TASK
Check each line of the entries below for the word "subtitle", and copy out the ones that have it.
>>>
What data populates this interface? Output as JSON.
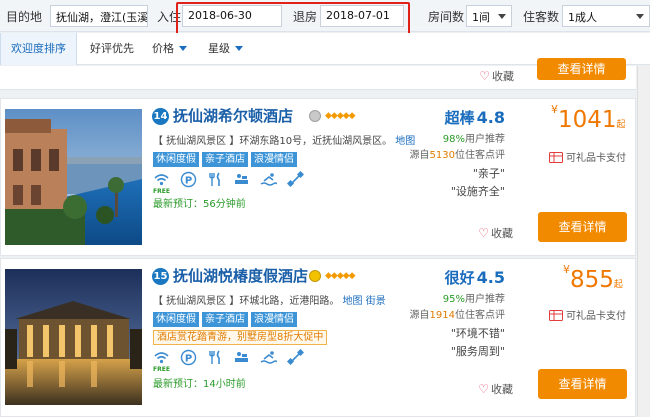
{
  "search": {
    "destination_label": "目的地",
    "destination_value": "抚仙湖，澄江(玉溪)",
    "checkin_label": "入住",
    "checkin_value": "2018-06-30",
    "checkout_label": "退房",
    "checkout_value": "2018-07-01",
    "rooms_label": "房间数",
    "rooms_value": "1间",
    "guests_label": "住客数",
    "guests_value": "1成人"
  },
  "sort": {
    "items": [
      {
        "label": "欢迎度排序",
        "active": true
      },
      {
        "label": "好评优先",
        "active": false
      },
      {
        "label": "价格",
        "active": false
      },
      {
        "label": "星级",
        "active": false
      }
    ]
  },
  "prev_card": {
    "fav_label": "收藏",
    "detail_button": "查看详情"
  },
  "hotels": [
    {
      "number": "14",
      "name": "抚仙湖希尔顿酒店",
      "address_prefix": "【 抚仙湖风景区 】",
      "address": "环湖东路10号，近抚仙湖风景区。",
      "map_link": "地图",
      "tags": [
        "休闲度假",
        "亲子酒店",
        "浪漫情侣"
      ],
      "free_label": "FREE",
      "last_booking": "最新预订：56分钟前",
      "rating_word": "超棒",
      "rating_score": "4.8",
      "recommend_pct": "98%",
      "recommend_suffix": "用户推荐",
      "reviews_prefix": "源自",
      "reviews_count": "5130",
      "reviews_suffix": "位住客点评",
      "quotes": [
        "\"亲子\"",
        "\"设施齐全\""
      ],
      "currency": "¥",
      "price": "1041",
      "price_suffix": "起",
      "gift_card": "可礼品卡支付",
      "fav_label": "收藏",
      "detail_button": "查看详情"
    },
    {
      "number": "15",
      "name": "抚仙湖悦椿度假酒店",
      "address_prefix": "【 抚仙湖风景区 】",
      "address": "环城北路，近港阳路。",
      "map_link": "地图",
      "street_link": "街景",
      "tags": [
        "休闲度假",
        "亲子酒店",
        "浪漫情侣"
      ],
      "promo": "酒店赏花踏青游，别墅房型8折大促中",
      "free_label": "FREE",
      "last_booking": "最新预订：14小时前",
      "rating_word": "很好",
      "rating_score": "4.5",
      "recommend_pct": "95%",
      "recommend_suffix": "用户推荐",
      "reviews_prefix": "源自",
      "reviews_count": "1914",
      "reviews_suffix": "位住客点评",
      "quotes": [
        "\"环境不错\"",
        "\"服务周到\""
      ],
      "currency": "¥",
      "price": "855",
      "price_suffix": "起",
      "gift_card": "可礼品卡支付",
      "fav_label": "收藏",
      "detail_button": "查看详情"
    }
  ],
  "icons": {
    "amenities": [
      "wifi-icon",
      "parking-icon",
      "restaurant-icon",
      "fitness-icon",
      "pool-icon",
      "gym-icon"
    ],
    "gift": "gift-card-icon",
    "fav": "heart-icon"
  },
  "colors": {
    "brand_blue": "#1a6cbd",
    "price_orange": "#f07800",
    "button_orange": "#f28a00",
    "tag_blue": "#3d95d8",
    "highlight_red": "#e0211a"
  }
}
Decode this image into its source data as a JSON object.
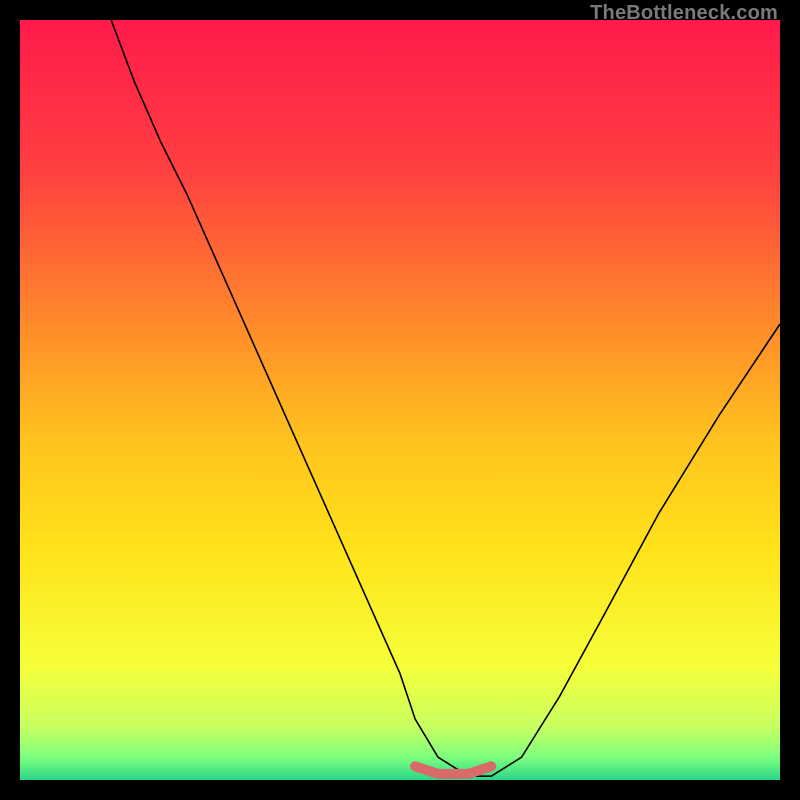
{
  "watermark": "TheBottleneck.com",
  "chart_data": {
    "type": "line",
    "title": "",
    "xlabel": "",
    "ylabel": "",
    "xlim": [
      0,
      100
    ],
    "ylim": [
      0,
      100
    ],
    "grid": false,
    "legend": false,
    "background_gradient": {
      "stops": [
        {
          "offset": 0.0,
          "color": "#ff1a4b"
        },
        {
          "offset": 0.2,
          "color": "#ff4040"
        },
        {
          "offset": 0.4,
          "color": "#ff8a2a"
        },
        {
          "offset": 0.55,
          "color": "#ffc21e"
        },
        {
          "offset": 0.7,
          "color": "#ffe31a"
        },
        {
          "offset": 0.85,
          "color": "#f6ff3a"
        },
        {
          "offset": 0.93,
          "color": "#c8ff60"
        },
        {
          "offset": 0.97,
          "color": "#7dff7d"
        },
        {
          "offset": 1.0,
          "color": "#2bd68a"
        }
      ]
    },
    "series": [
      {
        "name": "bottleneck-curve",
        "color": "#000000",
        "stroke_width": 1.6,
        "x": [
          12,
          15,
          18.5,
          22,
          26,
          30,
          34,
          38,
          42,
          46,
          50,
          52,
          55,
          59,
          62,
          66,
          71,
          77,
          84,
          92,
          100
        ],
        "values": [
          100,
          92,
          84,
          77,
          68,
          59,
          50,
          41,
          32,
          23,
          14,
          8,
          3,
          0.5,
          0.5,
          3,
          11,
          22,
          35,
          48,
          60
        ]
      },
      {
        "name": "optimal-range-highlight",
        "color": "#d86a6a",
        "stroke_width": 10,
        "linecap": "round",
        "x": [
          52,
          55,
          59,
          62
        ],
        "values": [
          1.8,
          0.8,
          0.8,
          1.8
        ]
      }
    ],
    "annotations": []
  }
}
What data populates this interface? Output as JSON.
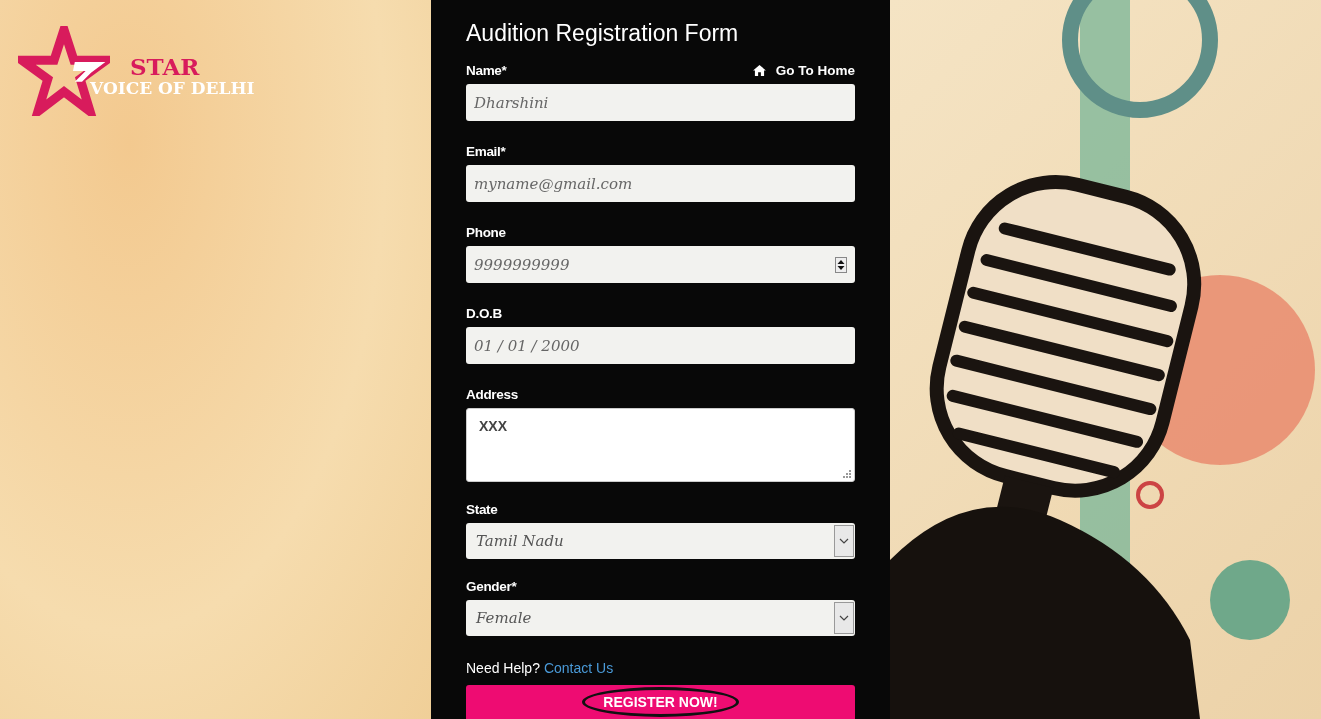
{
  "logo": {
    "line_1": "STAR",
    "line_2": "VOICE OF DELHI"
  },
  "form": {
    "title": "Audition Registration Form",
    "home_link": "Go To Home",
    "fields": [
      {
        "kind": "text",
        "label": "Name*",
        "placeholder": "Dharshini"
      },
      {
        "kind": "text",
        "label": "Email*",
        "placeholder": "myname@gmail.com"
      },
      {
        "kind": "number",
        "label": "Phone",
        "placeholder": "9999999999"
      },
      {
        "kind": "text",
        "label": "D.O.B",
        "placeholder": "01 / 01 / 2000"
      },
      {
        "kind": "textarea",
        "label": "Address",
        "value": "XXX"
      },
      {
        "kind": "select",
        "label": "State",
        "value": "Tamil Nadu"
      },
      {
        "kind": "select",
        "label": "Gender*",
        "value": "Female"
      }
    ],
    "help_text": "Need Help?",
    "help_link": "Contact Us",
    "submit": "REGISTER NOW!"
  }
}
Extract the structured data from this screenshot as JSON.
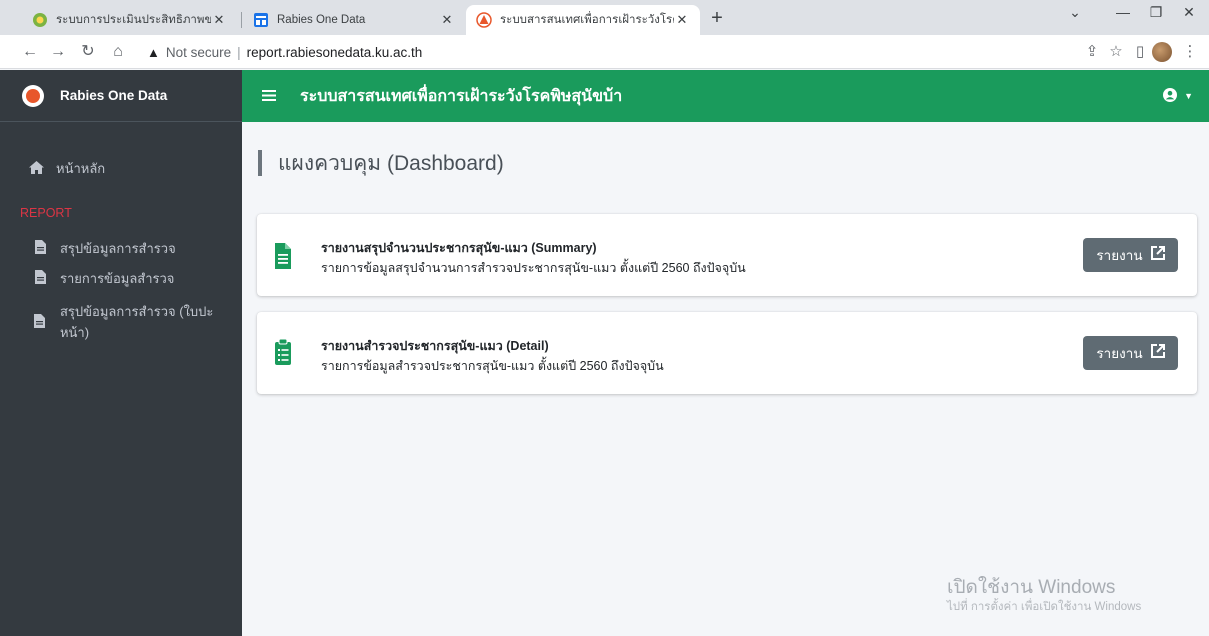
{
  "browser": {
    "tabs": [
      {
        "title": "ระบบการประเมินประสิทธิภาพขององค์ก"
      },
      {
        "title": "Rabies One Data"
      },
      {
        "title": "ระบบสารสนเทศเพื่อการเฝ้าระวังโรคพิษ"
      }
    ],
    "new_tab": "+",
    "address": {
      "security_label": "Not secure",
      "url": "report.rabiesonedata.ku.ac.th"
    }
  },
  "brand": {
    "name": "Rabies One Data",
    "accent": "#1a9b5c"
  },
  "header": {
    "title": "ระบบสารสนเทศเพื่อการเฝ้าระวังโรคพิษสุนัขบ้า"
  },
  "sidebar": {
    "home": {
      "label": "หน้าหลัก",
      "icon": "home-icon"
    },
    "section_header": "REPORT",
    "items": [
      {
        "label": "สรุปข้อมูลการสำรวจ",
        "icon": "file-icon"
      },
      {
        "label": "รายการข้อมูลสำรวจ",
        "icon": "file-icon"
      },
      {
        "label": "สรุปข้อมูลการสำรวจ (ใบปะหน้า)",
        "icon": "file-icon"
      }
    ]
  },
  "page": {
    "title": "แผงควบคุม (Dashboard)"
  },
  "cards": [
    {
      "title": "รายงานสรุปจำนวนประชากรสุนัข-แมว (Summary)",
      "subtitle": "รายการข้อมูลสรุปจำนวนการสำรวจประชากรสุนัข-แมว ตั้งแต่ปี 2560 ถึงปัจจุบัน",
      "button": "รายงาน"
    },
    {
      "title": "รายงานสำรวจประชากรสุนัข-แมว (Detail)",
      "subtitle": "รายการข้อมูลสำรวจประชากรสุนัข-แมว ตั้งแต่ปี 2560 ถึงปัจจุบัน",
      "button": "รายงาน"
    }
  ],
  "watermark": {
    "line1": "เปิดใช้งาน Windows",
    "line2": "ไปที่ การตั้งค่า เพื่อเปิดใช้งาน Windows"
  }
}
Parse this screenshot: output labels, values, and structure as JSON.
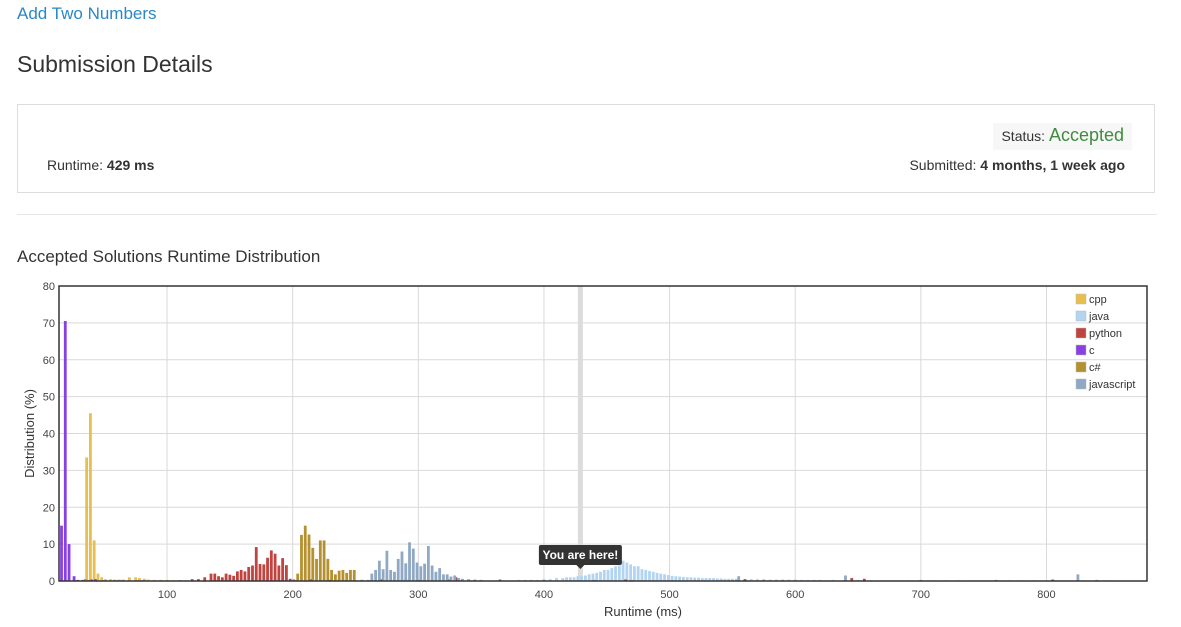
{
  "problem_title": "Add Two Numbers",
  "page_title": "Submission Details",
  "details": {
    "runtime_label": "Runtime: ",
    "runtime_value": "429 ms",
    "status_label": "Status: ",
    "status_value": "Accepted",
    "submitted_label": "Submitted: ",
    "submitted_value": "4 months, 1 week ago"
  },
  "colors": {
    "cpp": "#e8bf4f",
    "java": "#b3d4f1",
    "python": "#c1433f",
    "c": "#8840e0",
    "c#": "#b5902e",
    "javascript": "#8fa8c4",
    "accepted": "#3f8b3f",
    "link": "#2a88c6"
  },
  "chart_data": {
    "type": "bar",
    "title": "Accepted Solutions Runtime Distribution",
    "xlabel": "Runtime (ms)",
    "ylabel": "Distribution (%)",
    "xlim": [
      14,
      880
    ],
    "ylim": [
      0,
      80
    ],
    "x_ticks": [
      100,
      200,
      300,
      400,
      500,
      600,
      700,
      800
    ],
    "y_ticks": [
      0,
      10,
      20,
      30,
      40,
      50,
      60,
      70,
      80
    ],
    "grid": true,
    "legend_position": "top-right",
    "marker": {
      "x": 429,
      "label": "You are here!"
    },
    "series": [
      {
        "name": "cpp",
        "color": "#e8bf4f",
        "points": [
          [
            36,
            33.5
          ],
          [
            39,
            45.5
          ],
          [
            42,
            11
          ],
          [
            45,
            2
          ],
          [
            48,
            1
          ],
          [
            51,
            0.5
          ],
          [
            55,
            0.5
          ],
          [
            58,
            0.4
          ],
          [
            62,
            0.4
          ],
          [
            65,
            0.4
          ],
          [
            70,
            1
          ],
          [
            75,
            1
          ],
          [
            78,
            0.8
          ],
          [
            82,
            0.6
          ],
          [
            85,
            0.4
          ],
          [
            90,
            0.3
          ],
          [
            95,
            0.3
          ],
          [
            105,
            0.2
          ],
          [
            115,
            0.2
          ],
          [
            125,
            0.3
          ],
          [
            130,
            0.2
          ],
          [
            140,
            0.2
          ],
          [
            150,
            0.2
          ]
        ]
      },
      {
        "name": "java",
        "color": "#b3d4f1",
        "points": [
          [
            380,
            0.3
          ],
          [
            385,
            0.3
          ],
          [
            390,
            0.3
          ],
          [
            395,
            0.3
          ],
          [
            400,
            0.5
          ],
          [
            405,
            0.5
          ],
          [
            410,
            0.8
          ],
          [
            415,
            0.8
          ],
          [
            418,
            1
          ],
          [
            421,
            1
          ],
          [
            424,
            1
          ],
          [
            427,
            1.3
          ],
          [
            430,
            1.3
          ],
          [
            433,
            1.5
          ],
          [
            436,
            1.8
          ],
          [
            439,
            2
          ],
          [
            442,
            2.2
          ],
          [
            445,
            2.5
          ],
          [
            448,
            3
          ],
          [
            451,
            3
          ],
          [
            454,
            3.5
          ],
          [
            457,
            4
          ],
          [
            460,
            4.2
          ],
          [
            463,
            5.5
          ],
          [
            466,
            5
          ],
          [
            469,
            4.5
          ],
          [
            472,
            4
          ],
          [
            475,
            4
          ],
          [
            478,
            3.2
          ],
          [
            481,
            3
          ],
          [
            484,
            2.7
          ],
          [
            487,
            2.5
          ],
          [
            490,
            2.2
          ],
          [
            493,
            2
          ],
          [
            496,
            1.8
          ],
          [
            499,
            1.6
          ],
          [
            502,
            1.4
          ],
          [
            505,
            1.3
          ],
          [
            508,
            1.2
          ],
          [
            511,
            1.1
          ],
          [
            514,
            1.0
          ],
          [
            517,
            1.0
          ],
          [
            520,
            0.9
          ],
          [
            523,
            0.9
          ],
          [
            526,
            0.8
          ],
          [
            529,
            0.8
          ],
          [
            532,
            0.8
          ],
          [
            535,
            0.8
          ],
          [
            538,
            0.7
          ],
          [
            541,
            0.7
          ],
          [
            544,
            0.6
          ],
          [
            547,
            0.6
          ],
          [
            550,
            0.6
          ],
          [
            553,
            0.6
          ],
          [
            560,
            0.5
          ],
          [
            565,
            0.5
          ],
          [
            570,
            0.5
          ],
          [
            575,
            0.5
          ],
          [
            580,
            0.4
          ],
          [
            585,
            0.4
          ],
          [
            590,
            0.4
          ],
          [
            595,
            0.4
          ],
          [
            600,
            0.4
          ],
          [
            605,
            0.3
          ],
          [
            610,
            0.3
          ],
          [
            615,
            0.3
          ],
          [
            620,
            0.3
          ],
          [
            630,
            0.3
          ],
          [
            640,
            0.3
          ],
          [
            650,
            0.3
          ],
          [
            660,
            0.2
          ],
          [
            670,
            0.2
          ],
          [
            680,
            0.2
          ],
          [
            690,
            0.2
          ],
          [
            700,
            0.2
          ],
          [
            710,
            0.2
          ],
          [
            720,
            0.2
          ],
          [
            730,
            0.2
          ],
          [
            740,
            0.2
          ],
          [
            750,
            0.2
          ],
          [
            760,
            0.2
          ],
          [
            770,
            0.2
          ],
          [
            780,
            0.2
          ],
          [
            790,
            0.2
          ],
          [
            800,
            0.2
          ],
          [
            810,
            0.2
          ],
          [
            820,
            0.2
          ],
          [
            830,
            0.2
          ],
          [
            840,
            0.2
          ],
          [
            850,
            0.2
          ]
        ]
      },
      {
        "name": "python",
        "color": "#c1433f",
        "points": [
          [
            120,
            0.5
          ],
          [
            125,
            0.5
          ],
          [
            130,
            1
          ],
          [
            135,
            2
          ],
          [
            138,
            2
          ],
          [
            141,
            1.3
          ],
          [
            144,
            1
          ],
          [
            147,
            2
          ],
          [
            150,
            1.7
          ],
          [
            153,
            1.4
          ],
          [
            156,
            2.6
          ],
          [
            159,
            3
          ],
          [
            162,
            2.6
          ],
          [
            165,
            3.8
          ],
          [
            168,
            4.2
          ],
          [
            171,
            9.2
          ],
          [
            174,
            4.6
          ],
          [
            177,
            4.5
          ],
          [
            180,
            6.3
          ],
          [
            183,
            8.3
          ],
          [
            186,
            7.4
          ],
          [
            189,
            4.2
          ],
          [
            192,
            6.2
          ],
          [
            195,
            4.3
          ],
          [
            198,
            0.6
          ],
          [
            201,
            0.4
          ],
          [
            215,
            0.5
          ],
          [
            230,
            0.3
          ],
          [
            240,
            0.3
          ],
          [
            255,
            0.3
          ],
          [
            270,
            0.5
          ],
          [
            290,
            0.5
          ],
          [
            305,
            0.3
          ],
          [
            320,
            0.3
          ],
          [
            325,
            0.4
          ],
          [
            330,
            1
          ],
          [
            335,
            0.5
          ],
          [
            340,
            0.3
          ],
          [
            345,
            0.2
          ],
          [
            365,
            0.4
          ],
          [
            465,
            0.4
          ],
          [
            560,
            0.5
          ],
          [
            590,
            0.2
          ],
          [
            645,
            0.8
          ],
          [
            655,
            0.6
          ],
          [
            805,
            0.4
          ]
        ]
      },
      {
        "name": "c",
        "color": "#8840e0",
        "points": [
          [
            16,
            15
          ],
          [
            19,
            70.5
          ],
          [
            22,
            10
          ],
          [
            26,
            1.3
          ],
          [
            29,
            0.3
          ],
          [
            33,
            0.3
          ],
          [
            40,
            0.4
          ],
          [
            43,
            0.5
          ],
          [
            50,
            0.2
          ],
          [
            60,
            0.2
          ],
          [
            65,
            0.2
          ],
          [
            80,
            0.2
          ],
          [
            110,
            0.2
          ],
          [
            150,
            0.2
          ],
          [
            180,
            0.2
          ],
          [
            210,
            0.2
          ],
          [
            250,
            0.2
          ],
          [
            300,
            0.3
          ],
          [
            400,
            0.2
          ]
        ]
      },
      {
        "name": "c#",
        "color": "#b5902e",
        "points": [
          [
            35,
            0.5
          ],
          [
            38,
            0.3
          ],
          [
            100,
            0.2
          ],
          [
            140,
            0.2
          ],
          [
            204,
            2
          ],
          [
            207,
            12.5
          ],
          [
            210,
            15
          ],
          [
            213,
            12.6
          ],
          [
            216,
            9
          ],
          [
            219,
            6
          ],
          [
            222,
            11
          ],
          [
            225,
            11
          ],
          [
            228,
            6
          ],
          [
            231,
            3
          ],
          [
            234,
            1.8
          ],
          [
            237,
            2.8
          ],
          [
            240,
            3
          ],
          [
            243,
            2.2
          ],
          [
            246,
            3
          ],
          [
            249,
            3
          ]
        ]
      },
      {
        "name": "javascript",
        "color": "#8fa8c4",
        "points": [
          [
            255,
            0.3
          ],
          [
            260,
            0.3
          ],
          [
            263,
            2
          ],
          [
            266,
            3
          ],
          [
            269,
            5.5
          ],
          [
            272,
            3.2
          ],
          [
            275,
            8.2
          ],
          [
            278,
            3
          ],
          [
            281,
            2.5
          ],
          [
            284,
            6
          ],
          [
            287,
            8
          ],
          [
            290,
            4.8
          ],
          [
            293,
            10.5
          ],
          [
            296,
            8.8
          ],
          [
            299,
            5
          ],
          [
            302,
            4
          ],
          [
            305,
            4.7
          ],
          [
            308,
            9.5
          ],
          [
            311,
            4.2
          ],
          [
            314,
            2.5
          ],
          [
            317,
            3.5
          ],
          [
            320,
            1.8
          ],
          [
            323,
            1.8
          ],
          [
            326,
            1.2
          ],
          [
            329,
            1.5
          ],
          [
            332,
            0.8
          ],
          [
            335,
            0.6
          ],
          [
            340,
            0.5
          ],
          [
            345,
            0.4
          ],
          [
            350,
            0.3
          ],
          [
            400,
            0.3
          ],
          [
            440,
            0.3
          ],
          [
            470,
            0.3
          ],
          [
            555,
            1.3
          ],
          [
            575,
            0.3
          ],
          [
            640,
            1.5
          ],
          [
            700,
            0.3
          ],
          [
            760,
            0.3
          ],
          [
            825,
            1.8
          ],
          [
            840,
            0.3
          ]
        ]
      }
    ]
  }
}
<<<
ANSWER TO THIS EXERCISE
      "subtitle": "รายการข้อมูลสรุปจำนวนการสำรวจประชากรสุนัข-แมว ตั้งแต่ปี 2560 ถึงปัจจุบัน",
      "subtitle": "รายการข้อมูลสำรวจประชากรสุนัข-แมว ตั้งแต่ปี 2560 ถึงปัจจุบัน",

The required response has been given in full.